Provided information>
_ _ _
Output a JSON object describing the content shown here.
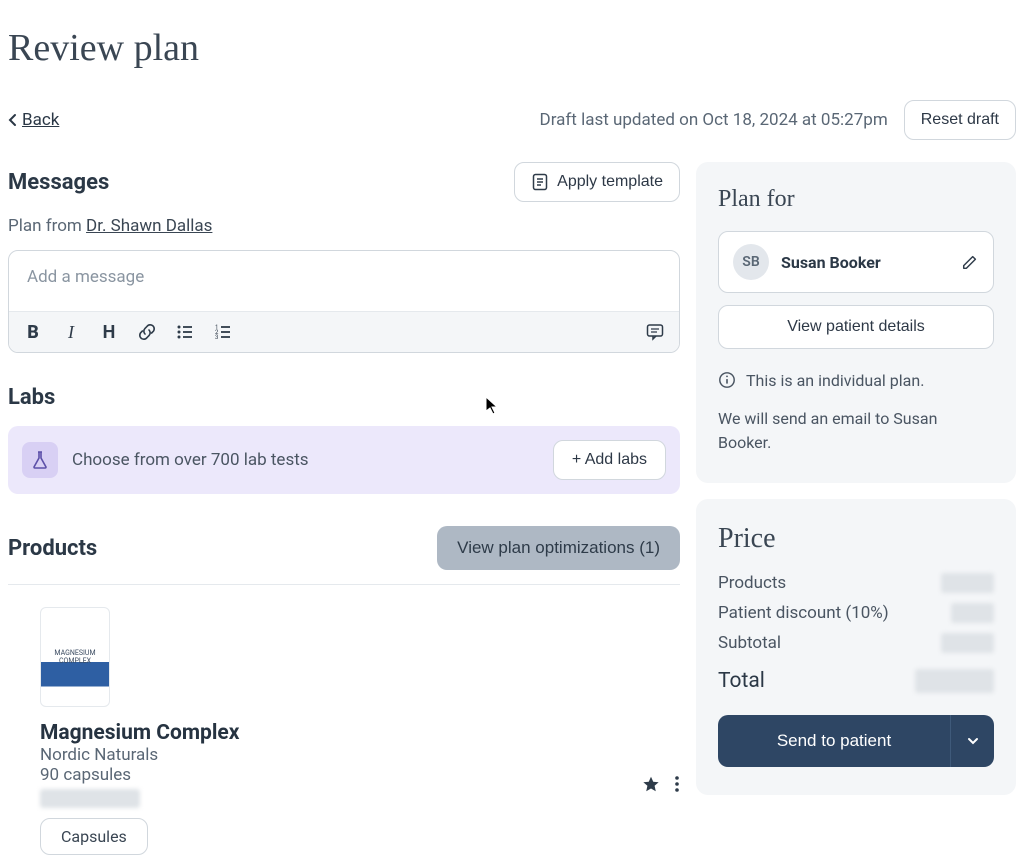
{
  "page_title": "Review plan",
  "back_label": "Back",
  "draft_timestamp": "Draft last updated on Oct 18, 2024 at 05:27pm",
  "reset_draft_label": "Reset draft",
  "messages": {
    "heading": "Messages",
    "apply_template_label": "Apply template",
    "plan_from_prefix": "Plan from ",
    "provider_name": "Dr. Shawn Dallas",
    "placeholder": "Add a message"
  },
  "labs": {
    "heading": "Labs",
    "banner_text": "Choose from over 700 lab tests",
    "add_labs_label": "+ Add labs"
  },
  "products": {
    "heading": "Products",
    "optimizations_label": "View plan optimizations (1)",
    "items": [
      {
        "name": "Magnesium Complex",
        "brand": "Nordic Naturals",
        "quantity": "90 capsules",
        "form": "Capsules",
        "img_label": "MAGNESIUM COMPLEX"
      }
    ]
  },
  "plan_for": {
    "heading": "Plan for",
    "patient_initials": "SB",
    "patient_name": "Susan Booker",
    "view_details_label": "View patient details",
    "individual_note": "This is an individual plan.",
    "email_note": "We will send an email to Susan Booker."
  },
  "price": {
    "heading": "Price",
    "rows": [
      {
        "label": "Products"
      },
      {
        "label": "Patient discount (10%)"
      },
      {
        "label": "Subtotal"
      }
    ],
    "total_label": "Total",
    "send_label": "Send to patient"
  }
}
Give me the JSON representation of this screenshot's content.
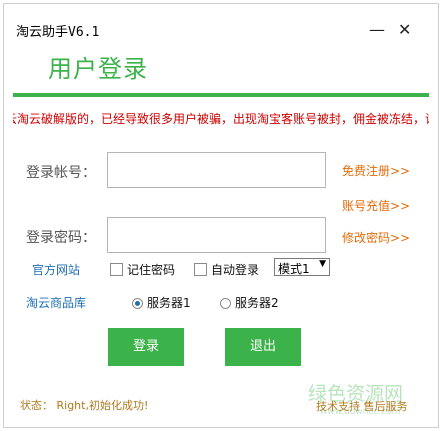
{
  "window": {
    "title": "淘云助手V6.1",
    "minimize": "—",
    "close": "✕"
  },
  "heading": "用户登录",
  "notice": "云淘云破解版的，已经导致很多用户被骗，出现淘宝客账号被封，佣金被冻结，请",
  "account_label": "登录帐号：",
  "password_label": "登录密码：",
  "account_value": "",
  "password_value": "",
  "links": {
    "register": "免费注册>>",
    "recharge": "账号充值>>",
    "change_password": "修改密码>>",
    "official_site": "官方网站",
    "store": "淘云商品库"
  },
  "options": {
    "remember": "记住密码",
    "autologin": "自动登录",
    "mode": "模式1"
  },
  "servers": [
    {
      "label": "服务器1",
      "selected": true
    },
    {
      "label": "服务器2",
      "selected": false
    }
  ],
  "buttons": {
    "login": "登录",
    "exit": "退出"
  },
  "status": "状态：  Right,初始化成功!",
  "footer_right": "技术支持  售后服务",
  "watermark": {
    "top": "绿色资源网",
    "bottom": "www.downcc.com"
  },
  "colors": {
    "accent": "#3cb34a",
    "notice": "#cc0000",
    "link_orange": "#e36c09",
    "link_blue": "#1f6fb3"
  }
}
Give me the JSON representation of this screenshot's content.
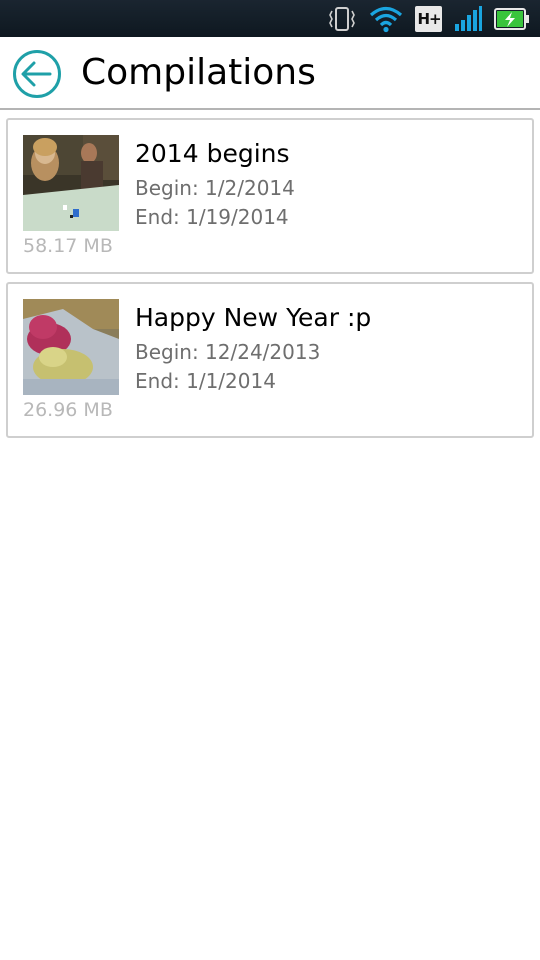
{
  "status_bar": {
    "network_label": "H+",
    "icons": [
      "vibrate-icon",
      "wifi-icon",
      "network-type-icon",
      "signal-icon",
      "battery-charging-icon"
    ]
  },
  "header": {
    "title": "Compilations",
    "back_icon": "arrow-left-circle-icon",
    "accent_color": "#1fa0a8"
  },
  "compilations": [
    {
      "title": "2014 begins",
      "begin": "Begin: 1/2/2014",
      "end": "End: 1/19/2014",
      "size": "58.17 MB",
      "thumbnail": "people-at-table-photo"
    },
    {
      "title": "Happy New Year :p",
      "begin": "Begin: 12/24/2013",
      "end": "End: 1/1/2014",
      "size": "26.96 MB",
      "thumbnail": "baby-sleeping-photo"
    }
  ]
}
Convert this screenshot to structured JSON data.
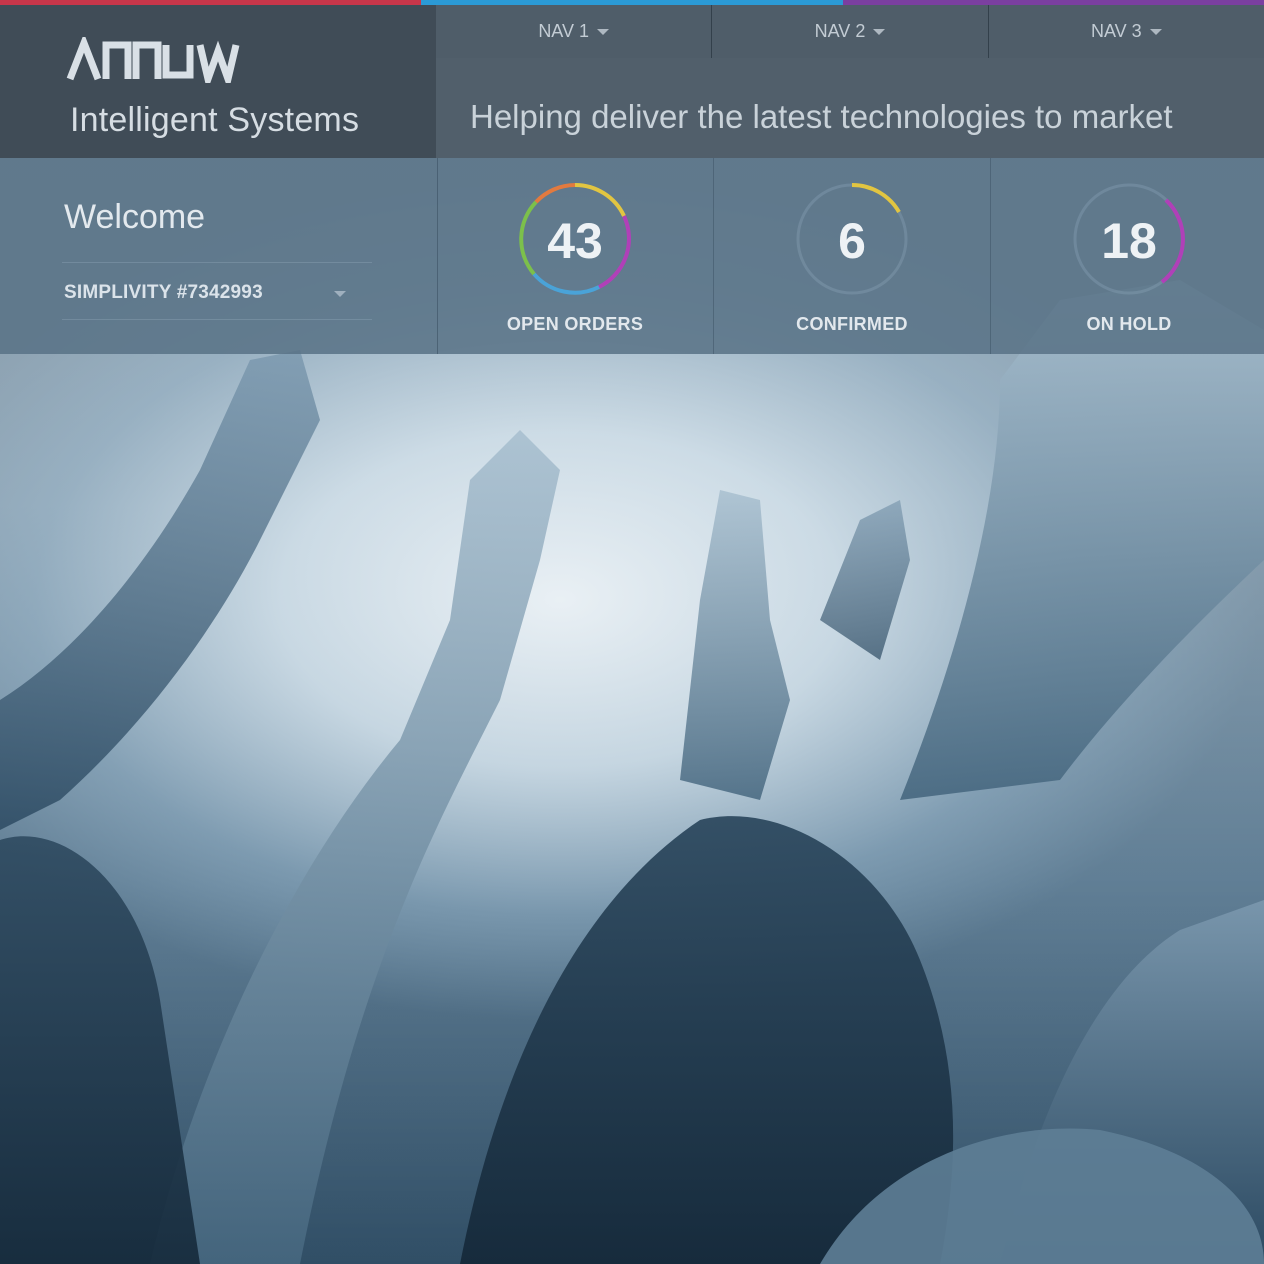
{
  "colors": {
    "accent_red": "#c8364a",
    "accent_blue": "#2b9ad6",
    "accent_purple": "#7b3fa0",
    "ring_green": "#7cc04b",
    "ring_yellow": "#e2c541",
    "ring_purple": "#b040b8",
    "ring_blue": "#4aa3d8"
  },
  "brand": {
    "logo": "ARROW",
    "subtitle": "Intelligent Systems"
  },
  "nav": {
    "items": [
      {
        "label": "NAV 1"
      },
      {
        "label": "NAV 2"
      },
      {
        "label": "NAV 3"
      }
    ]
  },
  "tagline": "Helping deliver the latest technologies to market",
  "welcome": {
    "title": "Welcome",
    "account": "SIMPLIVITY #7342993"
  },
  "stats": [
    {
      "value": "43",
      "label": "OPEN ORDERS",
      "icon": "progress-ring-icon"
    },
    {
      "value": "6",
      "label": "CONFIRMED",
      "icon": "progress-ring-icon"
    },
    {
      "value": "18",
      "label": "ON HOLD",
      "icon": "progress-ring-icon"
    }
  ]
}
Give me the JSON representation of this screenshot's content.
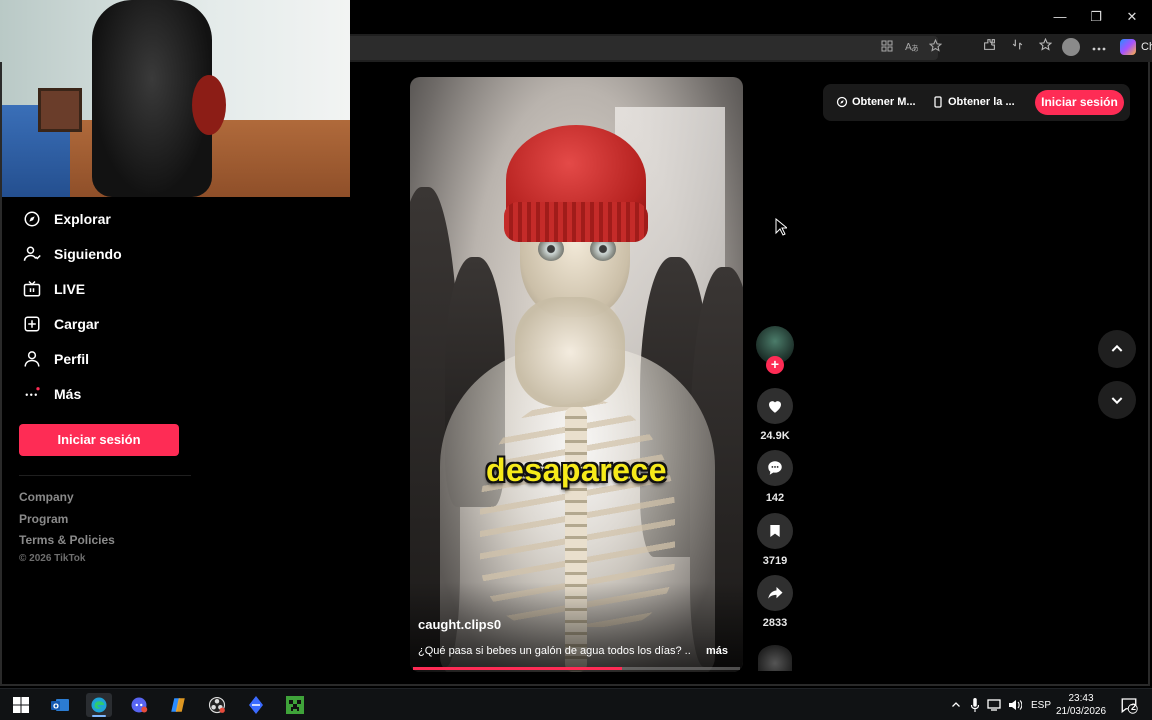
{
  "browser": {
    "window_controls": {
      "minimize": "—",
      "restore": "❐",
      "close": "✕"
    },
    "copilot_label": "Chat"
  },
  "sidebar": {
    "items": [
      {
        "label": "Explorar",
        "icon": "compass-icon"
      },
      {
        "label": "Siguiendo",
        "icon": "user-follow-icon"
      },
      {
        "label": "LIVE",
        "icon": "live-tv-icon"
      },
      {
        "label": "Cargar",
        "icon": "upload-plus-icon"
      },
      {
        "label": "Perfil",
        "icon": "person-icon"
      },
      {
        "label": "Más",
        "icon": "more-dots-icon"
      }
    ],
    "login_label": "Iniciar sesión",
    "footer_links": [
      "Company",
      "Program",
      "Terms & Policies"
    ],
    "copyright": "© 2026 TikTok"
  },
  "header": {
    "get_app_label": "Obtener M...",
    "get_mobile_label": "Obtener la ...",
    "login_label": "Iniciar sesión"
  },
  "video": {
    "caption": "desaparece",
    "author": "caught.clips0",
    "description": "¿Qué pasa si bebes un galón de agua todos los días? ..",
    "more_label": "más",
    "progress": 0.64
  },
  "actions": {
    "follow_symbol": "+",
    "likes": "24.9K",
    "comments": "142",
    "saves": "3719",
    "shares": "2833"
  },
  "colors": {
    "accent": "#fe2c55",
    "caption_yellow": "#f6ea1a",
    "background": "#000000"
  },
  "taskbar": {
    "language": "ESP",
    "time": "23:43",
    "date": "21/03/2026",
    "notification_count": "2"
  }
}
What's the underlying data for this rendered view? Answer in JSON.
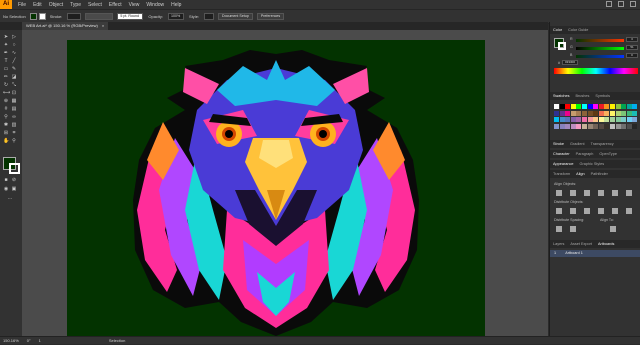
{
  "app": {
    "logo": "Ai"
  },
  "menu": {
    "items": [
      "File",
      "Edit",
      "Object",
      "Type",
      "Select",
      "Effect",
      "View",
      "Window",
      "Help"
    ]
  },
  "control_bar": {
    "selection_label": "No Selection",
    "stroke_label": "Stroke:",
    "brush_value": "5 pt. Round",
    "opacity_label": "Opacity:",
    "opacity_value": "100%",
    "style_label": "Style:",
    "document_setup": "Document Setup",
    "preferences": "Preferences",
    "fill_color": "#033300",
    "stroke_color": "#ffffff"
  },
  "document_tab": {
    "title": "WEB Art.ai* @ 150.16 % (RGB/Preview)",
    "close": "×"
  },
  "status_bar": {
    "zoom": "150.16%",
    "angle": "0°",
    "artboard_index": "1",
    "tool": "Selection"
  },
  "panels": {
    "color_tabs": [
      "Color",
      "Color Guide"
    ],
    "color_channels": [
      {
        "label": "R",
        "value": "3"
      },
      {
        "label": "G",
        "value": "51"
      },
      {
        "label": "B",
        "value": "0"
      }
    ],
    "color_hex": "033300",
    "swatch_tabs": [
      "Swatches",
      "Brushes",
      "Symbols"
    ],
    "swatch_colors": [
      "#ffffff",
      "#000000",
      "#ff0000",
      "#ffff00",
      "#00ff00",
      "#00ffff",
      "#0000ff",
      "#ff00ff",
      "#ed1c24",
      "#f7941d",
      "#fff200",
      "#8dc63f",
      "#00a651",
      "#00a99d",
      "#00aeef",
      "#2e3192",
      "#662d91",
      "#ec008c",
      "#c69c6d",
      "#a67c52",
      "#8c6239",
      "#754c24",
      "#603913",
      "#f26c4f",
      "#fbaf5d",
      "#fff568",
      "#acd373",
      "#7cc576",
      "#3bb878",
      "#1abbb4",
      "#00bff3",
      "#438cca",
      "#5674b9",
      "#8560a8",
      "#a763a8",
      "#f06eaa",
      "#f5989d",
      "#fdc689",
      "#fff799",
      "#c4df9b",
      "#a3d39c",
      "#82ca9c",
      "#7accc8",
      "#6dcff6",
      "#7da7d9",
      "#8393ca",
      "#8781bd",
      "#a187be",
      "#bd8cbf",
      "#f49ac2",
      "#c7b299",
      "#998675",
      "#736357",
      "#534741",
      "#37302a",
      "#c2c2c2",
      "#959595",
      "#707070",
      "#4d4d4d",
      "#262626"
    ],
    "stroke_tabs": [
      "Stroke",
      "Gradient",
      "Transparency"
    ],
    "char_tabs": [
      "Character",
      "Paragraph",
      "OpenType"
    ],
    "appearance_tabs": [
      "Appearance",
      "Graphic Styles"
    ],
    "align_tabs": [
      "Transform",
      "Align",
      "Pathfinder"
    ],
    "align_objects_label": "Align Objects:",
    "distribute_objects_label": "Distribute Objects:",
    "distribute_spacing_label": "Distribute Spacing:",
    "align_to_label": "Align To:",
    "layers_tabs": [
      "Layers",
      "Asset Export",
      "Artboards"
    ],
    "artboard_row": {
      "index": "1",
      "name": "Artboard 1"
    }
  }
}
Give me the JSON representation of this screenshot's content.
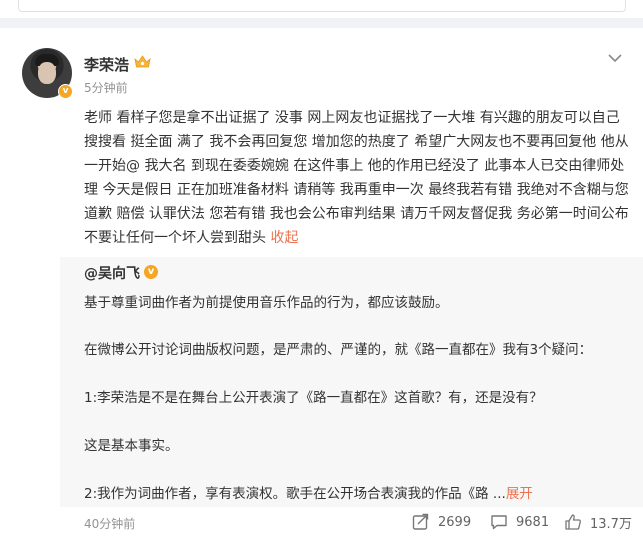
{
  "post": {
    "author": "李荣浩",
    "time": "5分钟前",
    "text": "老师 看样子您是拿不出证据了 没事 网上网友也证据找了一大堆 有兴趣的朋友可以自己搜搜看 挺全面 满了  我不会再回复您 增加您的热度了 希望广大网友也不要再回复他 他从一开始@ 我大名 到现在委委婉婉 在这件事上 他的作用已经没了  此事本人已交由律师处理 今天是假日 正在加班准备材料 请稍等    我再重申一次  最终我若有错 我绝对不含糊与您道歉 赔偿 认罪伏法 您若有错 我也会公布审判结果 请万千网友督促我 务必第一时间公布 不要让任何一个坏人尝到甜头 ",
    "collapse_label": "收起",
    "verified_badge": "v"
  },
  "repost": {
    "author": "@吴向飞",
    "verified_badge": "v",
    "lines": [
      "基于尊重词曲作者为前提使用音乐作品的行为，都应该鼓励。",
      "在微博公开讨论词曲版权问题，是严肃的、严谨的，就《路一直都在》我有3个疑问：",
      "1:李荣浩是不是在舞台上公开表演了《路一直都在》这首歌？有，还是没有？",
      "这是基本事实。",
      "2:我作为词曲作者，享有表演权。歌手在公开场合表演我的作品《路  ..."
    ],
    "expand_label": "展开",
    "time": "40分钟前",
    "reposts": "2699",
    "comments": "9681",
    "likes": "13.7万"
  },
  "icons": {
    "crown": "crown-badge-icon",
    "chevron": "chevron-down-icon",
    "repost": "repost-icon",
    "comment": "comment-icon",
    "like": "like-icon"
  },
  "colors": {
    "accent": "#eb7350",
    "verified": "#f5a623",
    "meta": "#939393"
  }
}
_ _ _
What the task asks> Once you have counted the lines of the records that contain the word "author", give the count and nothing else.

Exercise result> 3